Bankruptcy Law Questions? Ask a Bankruptcy Lawyer Now.
Want to know if I should consider filing bankruptcy for 1) my business, 2) personal bankruptcy, or 3) just let the business ride and pursue debt settlement on my personal credit card debt. And if bankruptcy, what chapter and what are the consequences? The business will be $450,000 in the red by next month, and unable to pay some of its bills.
Also, because we will not be able to pay some of the creditors for the busiiness, they will file a bond claim. My personal residence is collateral for the bond. My residence is also security for an outstanding business loan of $75,000, which the company has been unable to pay down and has been making only the interest payment every month.
Thanks for the additional information.
Since you have an LLC, that means that you are not personally liable for any of the LLC’s debts unless you personally guaranteed them or there is some sort of fraud. You didn’t mention that you personally guaranteed the debt, but you do mention that your houses are collateral. As you know, your houses can be taken and sold to help pay the unpaid debt. However, your personal liability would not extend beyond the value of the collateral. So, you probably wouldn’t need to file for bankruptcy just because the business fails. Even if you were to file for bankruptcy, it wouldn’t generally save your house from a secured creditor.
You also mention that you have substantial personal debt, so that may be a reason to file for personal bankruptcy.

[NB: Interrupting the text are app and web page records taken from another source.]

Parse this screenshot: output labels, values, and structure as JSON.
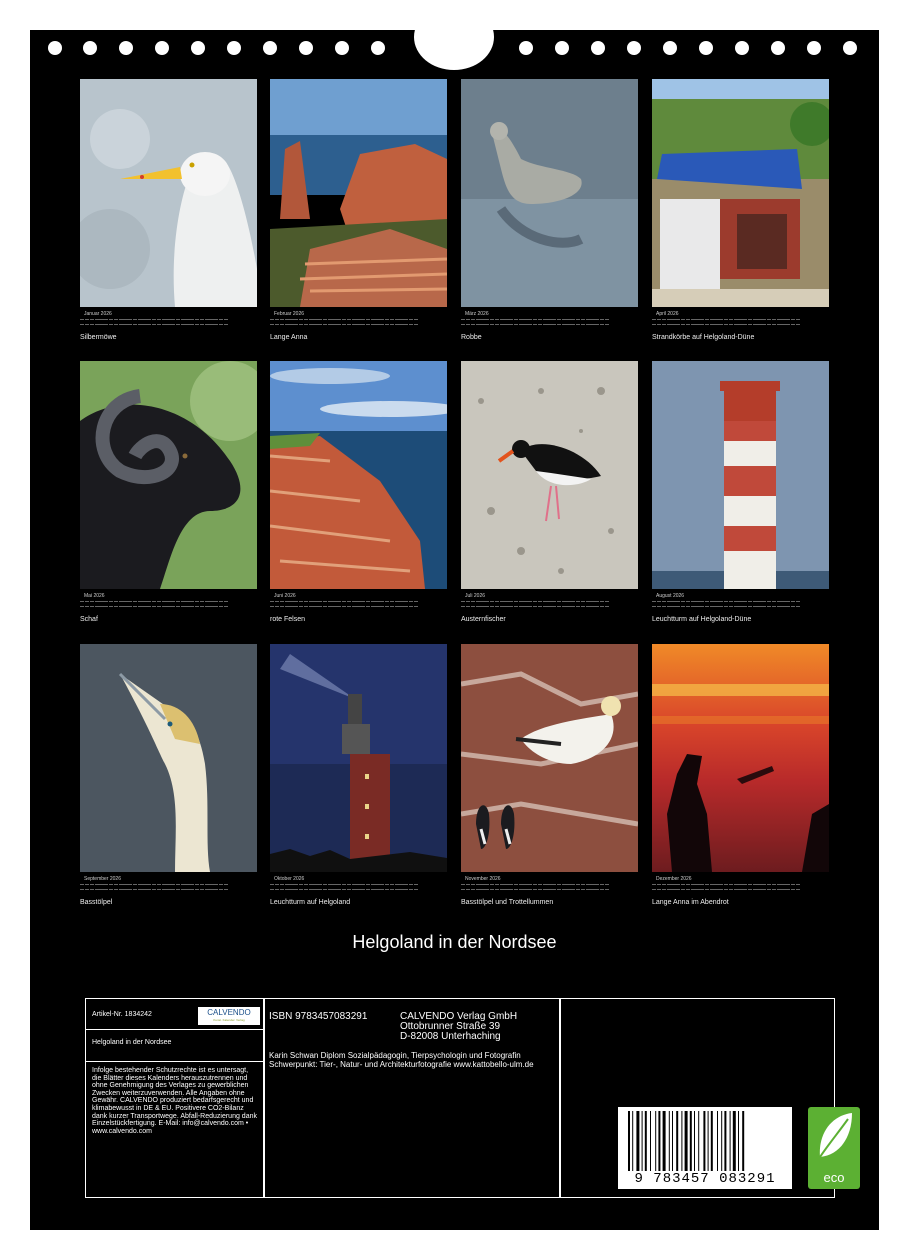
{
  "months": [
    {
      "label": "Januar 2026",
      "caption": "Silbermöwe"
    },
    {
      "label": "Februar 2026",
      "caption": "Lange Anna"
    },
    {
      "label": "März 2026",
      "caption": "Robbe"
    },
    {
      "label": "April 2026",
      "caption": "Strandkörbe auf Helgoland-Düne"
    },
    {
      "label": "Mai 2026",
      "caption": "Schaf"
    },
    {
      "label": "Juni 2026",
      "caption": "rote Felsen"
    },
    {
      "label": "Juli 2026",
      "caption": "Austernfischer"
    },
    {
      "label": "August 2026",
      "caption": "Leuchtturm auf Helgoland-Düne"
    },
    {
      "label": "September 2026",
      "caption": "Basstölpel"
    },
    {
      "label": "Oktober 2026",
      "caption": "Leuchtturm auf Helgoland"
    },
    {
      "label": "November 2026",
      "caption": "Basstölpel und Trottellummen"
    },
    {
      "label": "Dezember 2026",
      "caption": "Lange Anna im Abendrot"
    }
  ],
  "title": "Helgoland in der Nordsee",
  "footer": {
    "article": "Artikel-Nr.  1834242",
    "logo_text": "CALVENDO",
    "logo_sub": "Kunst. Kalender. Verlag",
    "calendar_title": "Helgoland in der Nordsee",
    "legal": "Infolge bestehender Schutzrechte ist es untersagt, die Blätter dieses Kalenders herauszutrennen und ohne Genehmigung des Verlages zu gewerblichen Zwecken weiterzuverwenden. Alle Angaben ohne Gewähr. CALVENDO produziert bedarfsgerecht und klimabewusst in DE & EU. Positivere CO2-Bilanz dank kurzer Transportwege. Abfall-Reduzierung dank Einzelstückfertigung. E-Mail: info@calvendo.com • www.calvendo.com",
    "isbn": "ISBN 9783457083291",
    "publisher_line1": "CALVENDO Verlag GmbH",
    "publisher_line2": "Ottobrunner Straße 39",
    "publisher_line3": "D-82008 Unterhaching",
    "author": "Karin Schwan Diplom Sozialpädagogin, Tierpsychologin und Fotografin Schwerpunkt: Tier-, Natur- und Architekturfotografie www.kattobello-ulm.de",
    "barcode_number": "9 783457 083291",
    "eco_label": "eco"
  }
}
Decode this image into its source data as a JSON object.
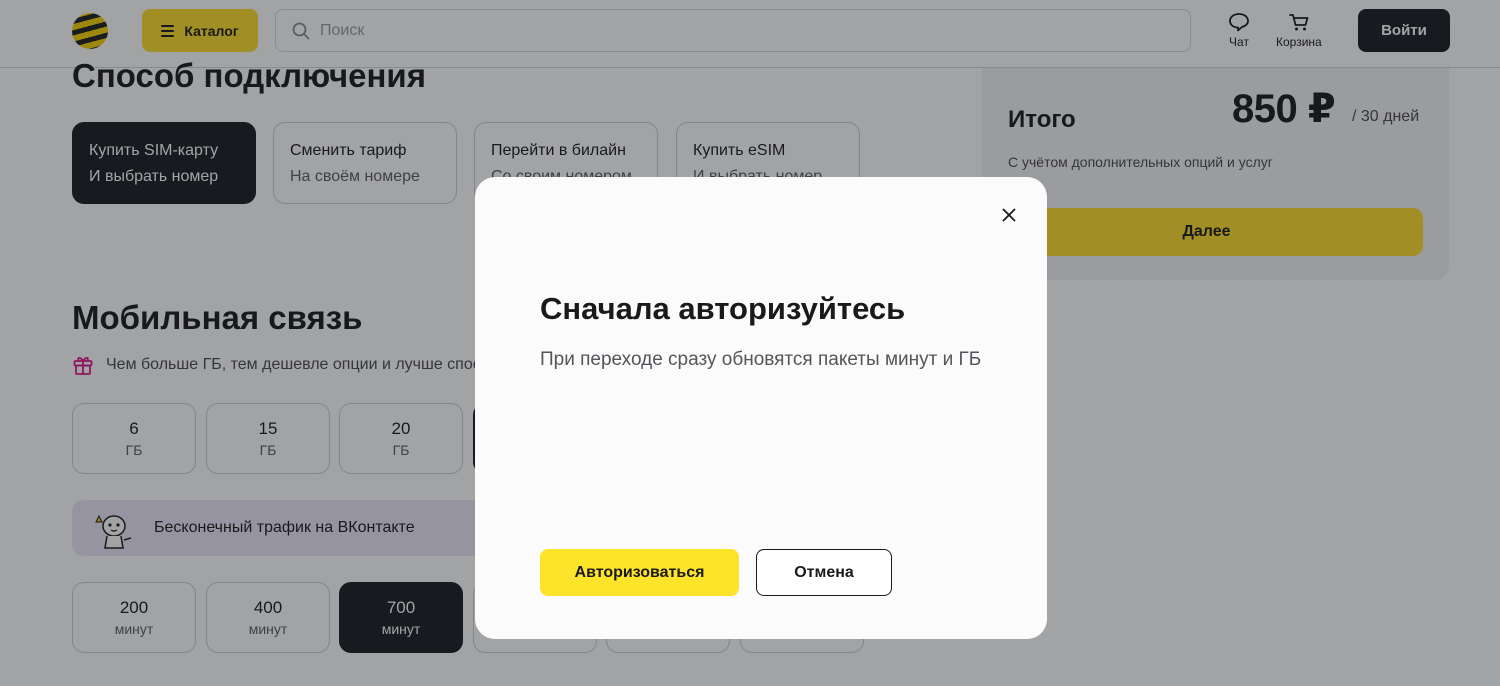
{
  "header": {
    "catalog_label": "Каталог",
    "search_placeholder": "Поиск",
    "chat_label": "Чат",
    "cart_label": "Корзина",
    "login_label": "Войти"
  },
  "connection": {
    "title": "Способ подключения",
    "options": [
      {
        "title": "Купить SIM-карту",
        "subtitle": "И выбрать номер",
        "selected": true
      },
      {
        "title": "Сменить тариф",
        "subtitle": "На своём номере",
        "selected": false
      },
      {
        "title": "Перейти в билайн",
        "subtitle": "Со своим номером",
        "selected": false
      },
      {
        "title": "Купить eSIM",
        "subtitle": "И выбрать номер",
        "selected": false
      }
    ]
  },
  "total": {
    "label": "Итого",
    "price": "850 ₽",
    "period": "/ 30 дней",
    "note": "С учётом дополнительных опций и услуг",
    "next_label": "Далее"
  },
  "mobile": {
    "title": "Мобильная связь",
    "gift_text": "Чем больше ГБ, тем дешевле опции и лучше спос",
    "gb_options": [
      {
        "value": "6",
        "unit": "ГБ"
      },
      {
        "value": "15",
        "unit": "ГБ"
      },
      {
        "value": "20",
        "unit": "ГБ"
      }
    ],
    "vk_banner": "Бесконечный трафик на ВКонтакте",
    "minute_options": [
      {
        "value": "200",
        "unit": "минут",
        "selected": false
      },
      {
        "value": "400",
        "unit": "минут",
        "selected": false
      },
      {
        "value": "700",
        "unit": "минут",
        "selected": true
      }
    ]
  },
  "modal": {
    "title": "Сначала авторизуйтесь",
    "text": "При переходе сразу обновятся пакеты минут и ГБ",
    "auth_label": "Авторизоваться",
    "cancel_label": "Отмена"
  },
  "colors": {
    "brand_yellow": "#fedc2a",
    "dark": "#191c22",
    "overlay": "#17191e"
  }
}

The student loans will not be discharged (there is an exception, but it really only applies in extreme cases, such as if you were completely disabled and could never work again). Your credit cards could be wiped out, so that would probably help quite a bit. A bankruptcy will not usually save a house since mortgages are secured debts (i.e. secured creditors almost always have the right to foreclose). So, you’d probably need to continue paying the mortgage. If you were to file for Chapter 13, then any arrearages could be paid over time, but that’s irrelevant since you haven’t yet missed any mortgage payments. However, if your mortgage is upside down (i.e. you owe more than your house is worth), then that could help eliminate the lien that the business creditors have on your house. I haven’t come across your exact situation, but second mortgage liens can be wiped out when there is no value after taking into account the first mortgage. I suspect this situation will be similar. In other words, the business creditor’s lien will be worthless to the extent that if there were a foreclosure, all the proceeds would go to the mortgage lender. If you’re not upside down, then this, or course, won’t apply.
I can’t really help determine whether your business should file for bankruptcy or not since that depends on factors that I’m unaware of, such as whether you can work out agreements with the creditors, whether you have pending revenues, the value of assets, etc. For example, if GM’s debts merely amounted to $450k, I would advise that filing for bankruptcy is not a good idea. On the other hand, if Mom & Pop’s liquor store, which has an annual revenue of $75k, has debts of $450k, then filing for bankruptcy may be a good idea.
Your situation is complicated enough that it warrants a consultation with a bankruptcy attorney in person. But, you should only see a bankruptcy attorney who is experienced in business bankruptcies since they are usually much more complicated than personal bankruptcies. You can weed out the attorneys by asking if they handled Chapter 11 bankruptcies. Your business is not limited to Chapter 11, but it’s a very common chapter for a business to file under.
Have I satisfactorily addressed your concerns? If not, then please feel free to ask for clarification.
If the information that I provided was helpful, then please remember to click the green accept button so that I will receive credit and compensation for my time. Positive feedback is always appreciated as well. Thank you and good luck!
DISCLAIMER: Please be aware that only an attorney licensed in your state is authorized to advise you in legal matters, and that the limitations of this setting may prevent your legal issues from being thoroughly addressed. Accordingly, please understand that (1) by answering your question(s) I am not acting as your attorney, (2) my answer(s) should be construed as general information only, and (3) our discussion is not an adequate substitute for an in-person consultation with an attorney.
DISCLAIMER: Answers from Experts on JustAnswer are not substitutes for the advice of an attorney. JustAnswer is a public forum and questions and responses are not private or confidential or protected by the attorney-client privilege. The Expert above is not your attorney, and the response above is not legal advice. You should not read this response to propose specific action or address specific circumstances, but only to give you a sense of general principles of law that might affect the situation you describe. Application of these general principles to particular circumstances must be done by a lawyer who has spoken with you in confidence, learned all relevant information, and explored various options. Before acting on these general principles, you should hire a lawyer licensed to practice law in the jurisdiction to which your question pertains.
The responses above are from individual Experts, not JustAnswer. The site and services are provided “as is”. To view the verified credential of an Expert, click on the “Verified” symbol in the Expert’s profile. This site is not for emergency questions which should be directed immediately by telephone or in-person to qualified professionals. Please carefully read the Terms of Service (last updated February 8, 2012).